Please restate each entry that follows word for word.
== Segment start ==
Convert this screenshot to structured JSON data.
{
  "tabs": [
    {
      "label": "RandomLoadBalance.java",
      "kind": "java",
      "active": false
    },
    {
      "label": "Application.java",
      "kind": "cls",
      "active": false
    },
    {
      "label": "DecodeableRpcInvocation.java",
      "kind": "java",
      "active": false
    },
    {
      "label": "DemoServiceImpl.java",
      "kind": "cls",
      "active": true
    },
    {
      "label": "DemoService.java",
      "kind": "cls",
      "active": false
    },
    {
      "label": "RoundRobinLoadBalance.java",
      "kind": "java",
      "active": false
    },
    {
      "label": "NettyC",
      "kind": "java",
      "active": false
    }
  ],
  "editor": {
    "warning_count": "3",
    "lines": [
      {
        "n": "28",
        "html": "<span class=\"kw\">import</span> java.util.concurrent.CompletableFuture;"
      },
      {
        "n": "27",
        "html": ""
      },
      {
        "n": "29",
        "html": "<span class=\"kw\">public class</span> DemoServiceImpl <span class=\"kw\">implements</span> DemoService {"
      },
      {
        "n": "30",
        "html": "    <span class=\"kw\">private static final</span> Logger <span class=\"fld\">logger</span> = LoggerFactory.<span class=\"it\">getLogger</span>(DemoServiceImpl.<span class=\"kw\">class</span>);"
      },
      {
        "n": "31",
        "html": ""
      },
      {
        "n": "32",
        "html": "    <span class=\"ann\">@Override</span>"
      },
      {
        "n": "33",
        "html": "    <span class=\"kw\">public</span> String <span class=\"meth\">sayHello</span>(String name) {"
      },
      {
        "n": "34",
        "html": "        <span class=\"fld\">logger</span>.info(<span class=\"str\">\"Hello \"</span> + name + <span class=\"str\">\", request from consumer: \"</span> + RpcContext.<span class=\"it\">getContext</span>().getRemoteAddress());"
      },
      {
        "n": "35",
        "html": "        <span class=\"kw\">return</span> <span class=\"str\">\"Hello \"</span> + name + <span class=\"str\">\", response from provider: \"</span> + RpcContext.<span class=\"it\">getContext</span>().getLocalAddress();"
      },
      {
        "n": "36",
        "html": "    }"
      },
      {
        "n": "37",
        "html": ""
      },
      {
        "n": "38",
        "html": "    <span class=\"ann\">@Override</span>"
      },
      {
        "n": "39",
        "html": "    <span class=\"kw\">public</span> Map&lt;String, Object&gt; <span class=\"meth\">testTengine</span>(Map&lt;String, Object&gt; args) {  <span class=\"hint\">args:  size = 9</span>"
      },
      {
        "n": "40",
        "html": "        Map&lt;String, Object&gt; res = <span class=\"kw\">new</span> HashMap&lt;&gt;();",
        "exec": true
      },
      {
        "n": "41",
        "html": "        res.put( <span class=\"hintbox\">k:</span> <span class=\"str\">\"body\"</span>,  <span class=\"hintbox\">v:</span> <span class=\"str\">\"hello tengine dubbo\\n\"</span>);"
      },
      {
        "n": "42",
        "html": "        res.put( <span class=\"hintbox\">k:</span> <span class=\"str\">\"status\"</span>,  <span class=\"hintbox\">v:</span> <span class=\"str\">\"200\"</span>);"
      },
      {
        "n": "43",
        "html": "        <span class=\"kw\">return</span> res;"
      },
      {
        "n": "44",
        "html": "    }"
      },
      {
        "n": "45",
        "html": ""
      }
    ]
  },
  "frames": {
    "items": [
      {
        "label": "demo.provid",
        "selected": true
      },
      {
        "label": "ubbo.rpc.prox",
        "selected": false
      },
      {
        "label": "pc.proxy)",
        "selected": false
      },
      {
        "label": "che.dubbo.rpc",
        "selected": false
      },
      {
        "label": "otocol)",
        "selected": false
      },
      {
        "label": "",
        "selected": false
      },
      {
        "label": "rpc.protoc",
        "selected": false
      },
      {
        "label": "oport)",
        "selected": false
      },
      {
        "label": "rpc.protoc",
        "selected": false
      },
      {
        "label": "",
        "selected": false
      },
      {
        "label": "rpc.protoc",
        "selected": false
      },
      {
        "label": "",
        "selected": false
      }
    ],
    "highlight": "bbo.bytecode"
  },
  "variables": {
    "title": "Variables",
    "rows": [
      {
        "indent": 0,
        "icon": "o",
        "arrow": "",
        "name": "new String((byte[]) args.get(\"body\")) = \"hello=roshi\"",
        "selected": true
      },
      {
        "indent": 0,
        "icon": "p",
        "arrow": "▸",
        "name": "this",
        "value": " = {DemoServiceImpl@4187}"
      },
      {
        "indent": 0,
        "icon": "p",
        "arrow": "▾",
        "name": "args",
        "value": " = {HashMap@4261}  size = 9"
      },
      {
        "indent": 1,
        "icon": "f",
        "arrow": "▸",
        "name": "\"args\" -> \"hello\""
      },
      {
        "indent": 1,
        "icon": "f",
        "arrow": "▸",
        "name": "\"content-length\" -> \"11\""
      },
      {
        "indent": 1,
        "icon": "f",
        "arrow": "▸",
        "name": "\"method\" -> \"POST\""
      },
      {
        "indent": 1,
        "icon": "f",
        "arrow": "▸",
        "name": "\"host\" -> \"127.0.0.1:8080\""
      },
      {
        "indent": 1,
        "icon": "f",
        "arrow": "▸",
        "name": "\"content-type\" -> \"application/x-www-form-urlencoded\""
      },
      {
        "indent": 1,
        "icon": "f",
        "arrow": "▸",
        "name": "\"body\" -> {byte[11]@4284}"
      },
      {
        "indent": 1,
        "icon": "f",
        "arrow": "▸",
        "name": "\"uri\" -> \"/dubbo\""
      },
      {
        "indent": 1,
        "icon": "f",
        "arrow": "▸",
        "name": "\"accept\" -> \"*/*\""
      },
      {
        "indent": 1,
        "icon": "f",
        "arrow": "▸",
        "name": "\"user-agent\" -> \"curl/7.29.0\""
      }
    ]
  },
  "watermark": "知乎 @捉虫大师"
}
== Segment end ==
◆ WORKED SOLUTION ◆
Convert this screenshot to structured JSON data.
{
  "tabs": [
    {
      "label": "RandomLoadBalance.java",
      "kind": "java",
      "active": false
    },
    {
      "label": "Application.java",
      "kind": "cls",
      "active": false
    },
    {
      "label": "DecodeableRpcInvocation.java",
      "kind": "java",
      "active": false
    },
    {
      "label": "DemoServiceImpl.java",
      "kind": "cls",
      "active": true
    },
    {
      "label": "DemoService.java",
      "kind": "cls",
      "active": false
    },
    {
      "label": "RoundRobinLoadBalance.java",
      "kind": "java",
      "active": false
    },
    {
      "label": "NettyC",
      "kind": "java",
      "active": false
    }
  ],
  "editor": {
    "warning_count": "3",
    "lines": [
      {
        "n": "28",
        "html": "<span class=\"kw\">import</span> java.util.concurrent.CompletableFuture;"
      },
      {
        "n": "27",
        "html": ""
      },
      {
        "n": "29",
        "html": "<span class=\"kw\">public class</span> DemoServiceImpl <span class=\"kw\">implements</span> DemoService {"
      },
      {
        "n": "30",
        "html": "    <span class=\"kw\">private static final</span> Logger <span class=\"fld\">logger</span> = LoggerFactory.<span class=\"it\">getLogger</span>(DemoServiceImpl.<span class=\"kw\">class</span>);"
      },
      {
        "n": "31",
        "html": ""
      },
      {
        "n": "32",
        "html": "    <span class=\"ann\">@Override</span>"
      },
      {
        "n": "33",
        "html": "    <span class=\"kw\">public</span> String <span class=\"meth\">sayHello</span>(String name) {"
      },
      {
        "n": "34",
        "html": "        <span class=\"fld\">logger</span>.info(<span class=\"str\">\"Hello \"</span> + name + <span class=\"str\">\", request from consumer: \"</span> + RpcContext.<span class=\"it\">getContext</span>().getRemoteAddress());"
      },
      {
        "n": "35",
        "html": "        <span class=\"kw\">return</span> <span class=\"str\">\"Hello \"</span> + name + <span class=\"str\">\", response from provider: \"</span> + RpcContext.<span class=\"it\">getContext</span>().getLocalAddress();"
      },
      {
        "n": "36",
        "html": "    }"
      },
      {
        "n": "37",
        "html": ""
      },
      {
        "n": "38",
        "html": "    <span class=\"ann\">@Override</span>"
      },
      {
        "n": "39",
        "html": "    <span class=\"kw\">public</span> Map&lt;String, Object&gt; <span class=\"meth\">testTengine</span>(Map&lt;String, Object&gt; args) {  <span class=\"hint\">args:  size = 9</span>"
      },
      {
        "n": "40",
        "html": "        Map&lt;String, Object&gt; res = <span class=\"kw\">new</span> HashMap&lt;&gt;();",
        "exec": true
      },
      {
        "n": "41",
        "html": "        res.put( <span class=\"hintbox\">k:</span> <span class=\"str\">\"body\"</span>,  <span class=\"hintbox\">v:</span> <span class=\"str\">\"hello tengine dubbo\\n\"</span>);"
      },
      {
        "n": "42",
        "html": "        res.put( <span class=\"hintbox\">k:</span> <span class=\"str\">\"status\"</span>,  <span class=\"hintbox\">v:</span> <span class=\"str\">\"200\"</span>);"
      },
      {
        "n": "43",
        "html": "        <span class=\"kw\">return</span> res;"
      },
      {
        "n": "44",
        "html": "    }"
      },
      {
        "n": "45",
        "html": ""
      }
    ]
  },
  "frames": {
    "items": [
      {
        "label": "demo.provid",
        "selected": true
      },
      {
        "label": "ubbo.rpc.prox",
        "selected": false
      },
      {
        "label": "pc.proxy)",
        "selected": false
      },
      {
        "label": "che.dubbo.rpc",
        "selected": false
      },
      {
        "label": "otocol)",
        "selected": false
      },
      {
        "label": "",
        "selected": false
      },
      {
        "label": "rpc.protoc",
        "selected": false
      },
      {
        "label": "oport)",
        "selected": false
      },
      {
        "label": "rpc.protoc",
        "selected": false
      },
      {
        "label": "",
        "selected": false
      },
      {
        "label": "rpc.protoc",
        "selected": false
      },
      {
        "label": "",
        "selected": false
      }
    ],
    "highlight": "bbo.bytecode"
  },
  "variables": {
    "title": "Variables",
    "rows": [
      {
        "indent": 0,
        "icon": "o",
        "arrow": "",
        "name": "new String((byte[]) args.get(\"body\")) = \"hello=roshi\"",
        "selected": true
      },
      {
        "indent": 0,
        "icon": "p",
        "arrow": "▸",
        "name": "this",
        "value": " = {DemoServiceImpl@4187}"
      },
      {
        "indent": 0,
        "icon": "p",
        "arrow": "▾",
        "name": "args",
        "value": " = {HashMap@4261}  size = 9"
      },
      {
        "indent": 1,
        "icon": "f",
        "arrow": "▸",
        "name": "\"args\" -> \"hello\""
      },
      {
        "indent": 1,
        "icon": "f",
        "arrow": "▸",
        "name": "\"content-length\" -> \"11\""
      },
      {
        "indent": 1,
        "icon": "f",
        "arrow": "▸",
        "name": "\"method\" -> \"POST\""
      },
      {
        "indent": 1,
        "icon": "f",
        "arrow": "▸",
        "name": "\"host\" -> \"127.0.0.1:8080\""
      },
      {
        "indent": 1,
        "icon": "f",
        "arrow": "▸",
        "name": "\"content-type\" -> \"application/x-www-form-urlencoded\""
      },
      {
        "indent": 1,
        "icon": "f",
        "arrow": "▸",
        "name": "\"body\" -> {byte[11]@4284}"
      },
      {
        "indent": 1,
        "icon": "f",
        "arrow": "▸",
        "name": "\"uri\" -> \"/dubbo\""
      },
      {
        "indent": 1,
        "icon": "f",
        "arrow": "▸",
        "name": "\"accept\" -> \"*/*\""
      },
      {
        "indent": 1,
        "icon": "f",
        "arrow": "▸",
        "name": "\"user-agent\" -> \"curl/7.29.0\""
      }
    ]
  },
  "watermark": "知乎 @捉虫大师"
}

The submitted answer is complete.